*** Opening of Data provided ***
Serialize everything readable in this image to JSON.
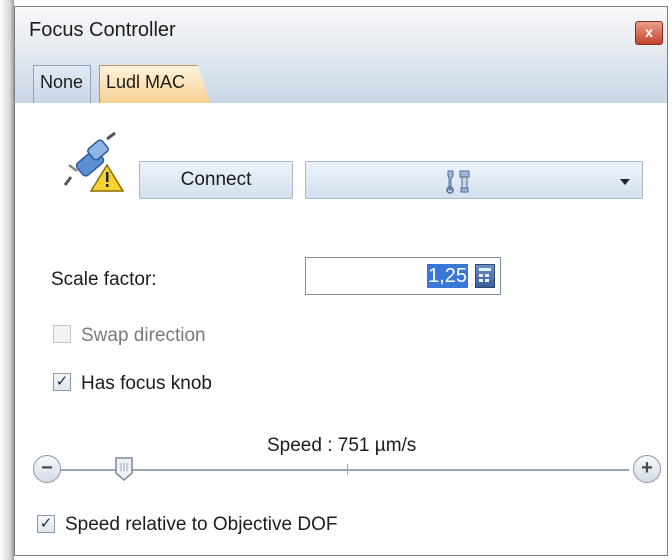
{
  "window": {
    "title": "Focus Controller",
    "close_glyph": "x"
  },
  "tabs": [
    {
      "label": "None",
      "selected": false
    },
    {
      "label": "Ludl MAC",
      "selected": true
    }
  ],
  "connection": {
    "status_icon": "plug-warning-icon",
    "connect_label": "Connect",
    "settings_icon": "wrench-settings-icon"
  },
  "scale": {
    "label": "Scale factor:",
    "value": "1,25",
    "calc_icon": "calculator-icon"
  },
  "options": {
    "swap_direction": {
      "label": "Swap direction",
      "checked": false,
      "enabled": false
    },
    "has_focus_knob": {
      "label": "Has focus knob",
      "checked": true,
      "enabled": true
    },
    "speed_relative": {
      "label": "Speed relative to Objective DOF",
      "checked": true,
      "enabled": true
    }
  },
  "speed": {
    "label": "Speed : 751 µm/s",
    "minus": "−",
    "plus": "+"
  },
  "colors": {
    "accent_tab": "#f6cf8e",
    "selection": "#3a78d8"
  }
}
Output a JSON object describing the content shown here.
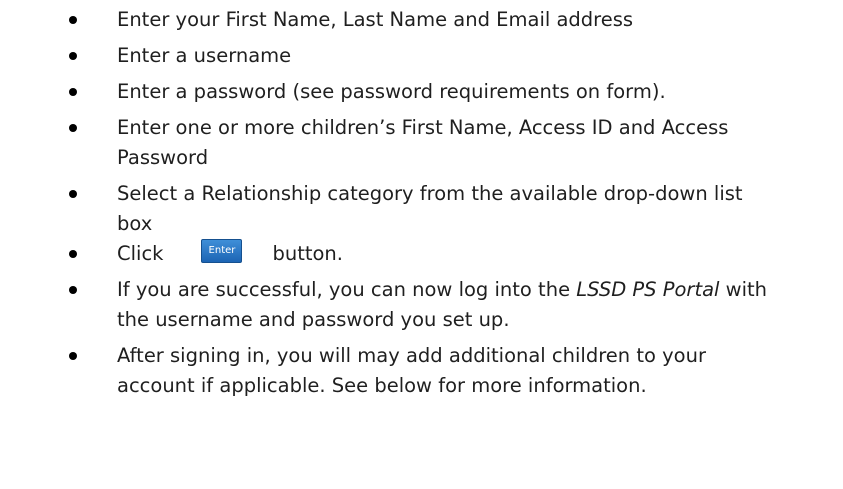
{
  "instructions": [
    {
      "text": "Enter your First Name, Last Name and Email address"
    },
    {
      "text": "Enter a username"
    },
    {
      "text": "Enter a password (see password requirements on form)."
    },
    {
      "line1": "Enter one or more children’s First Name, Access ID and Access",
      "line2": "Password"
    },
    {
      "line1": "Select a Relationship category from the available drop-down list",
      "line2": "box"
    },
    {
      "before": "Click",
      "button_label": "Enter",
      "after": "button."
    },
    {
      "line1_before": "If you are successful, you can now log into the ",
      "line1_emphasis": "LSSD PS Portal",
      "line1_after": " with",
      "line2": "the username and password you set up."
    },
    {
      "line1": "After signing in, you will may add additional children to your",
      "line2": "account if applicable. See below for more information."
    }
  ]
}
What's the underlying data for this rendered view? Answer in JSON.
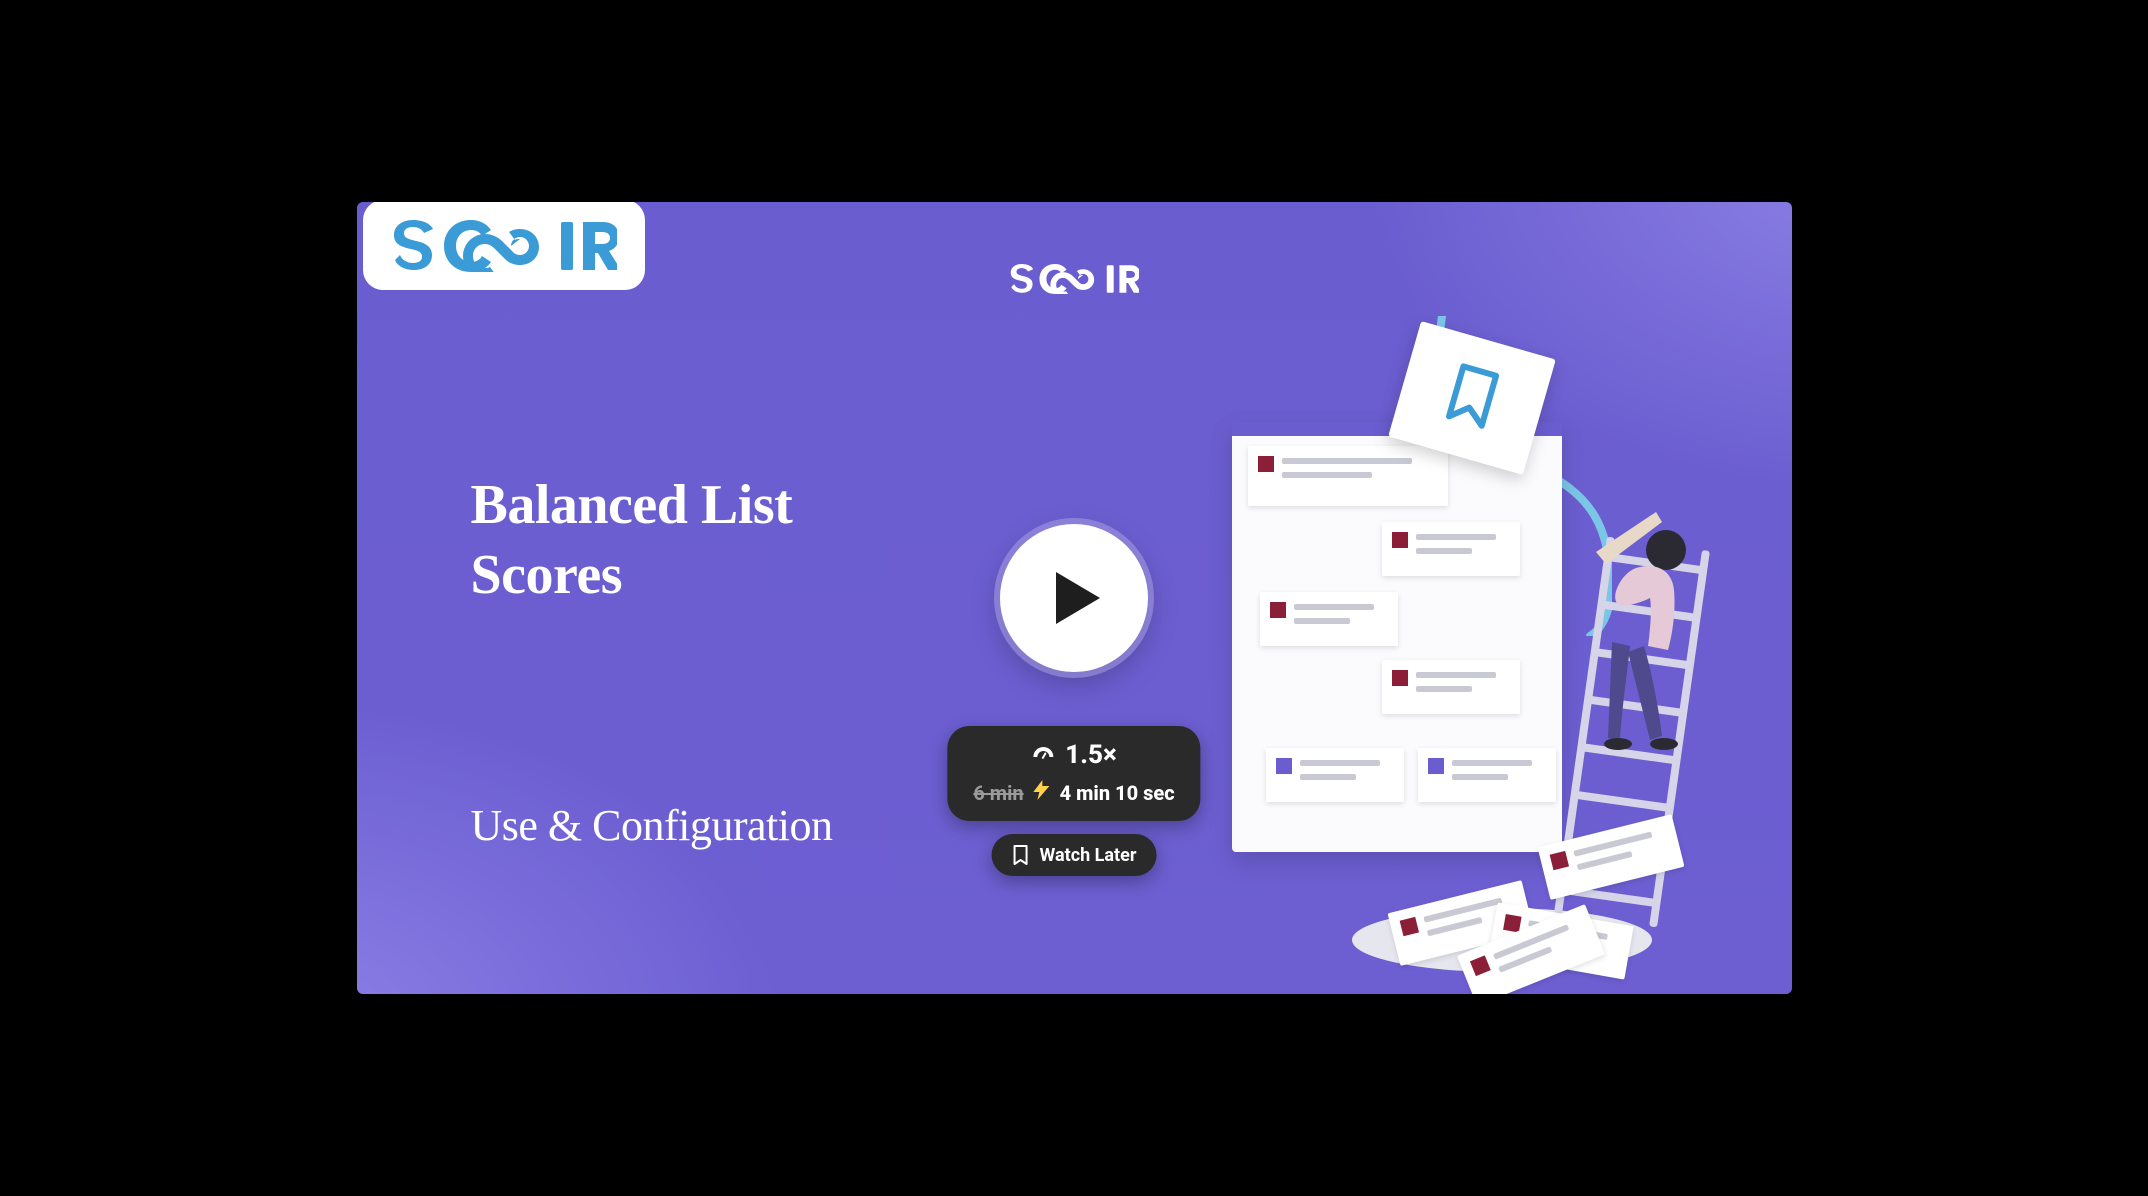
{
  "brand": {
    "name": "SCOIR",
    "accent": "#3a9bd6"
  },
  "thumbnail": {
    "title_line1": "Balanced List",
    "title_line2": "Scores",
    "subtitle": "Use & Configuration",
    "header_logo_text": "SCOIR"
  },
  "playback": {
    "speed_label": "1.5×",
    "original_duration": "6 min",
    "effective_duration": "4 min 10 sec",
    "watch_later_label": "Watch Later"
  },
  "colors": {
    "bg_purple": "#6a5dcf",
    "bg_purple_light": "#8c80e6",
    "pill_bg": "#2a2a2a",
    "accent_red": "#8c1f38"
  }
}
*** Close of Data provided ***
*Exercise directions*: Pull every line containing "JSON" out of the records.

*Task answer*:
Serialize everything readable in this image to JSON.
Output a JSON object describing the content shown here.
What's the underlying data for this rendered view? Answer in JSON.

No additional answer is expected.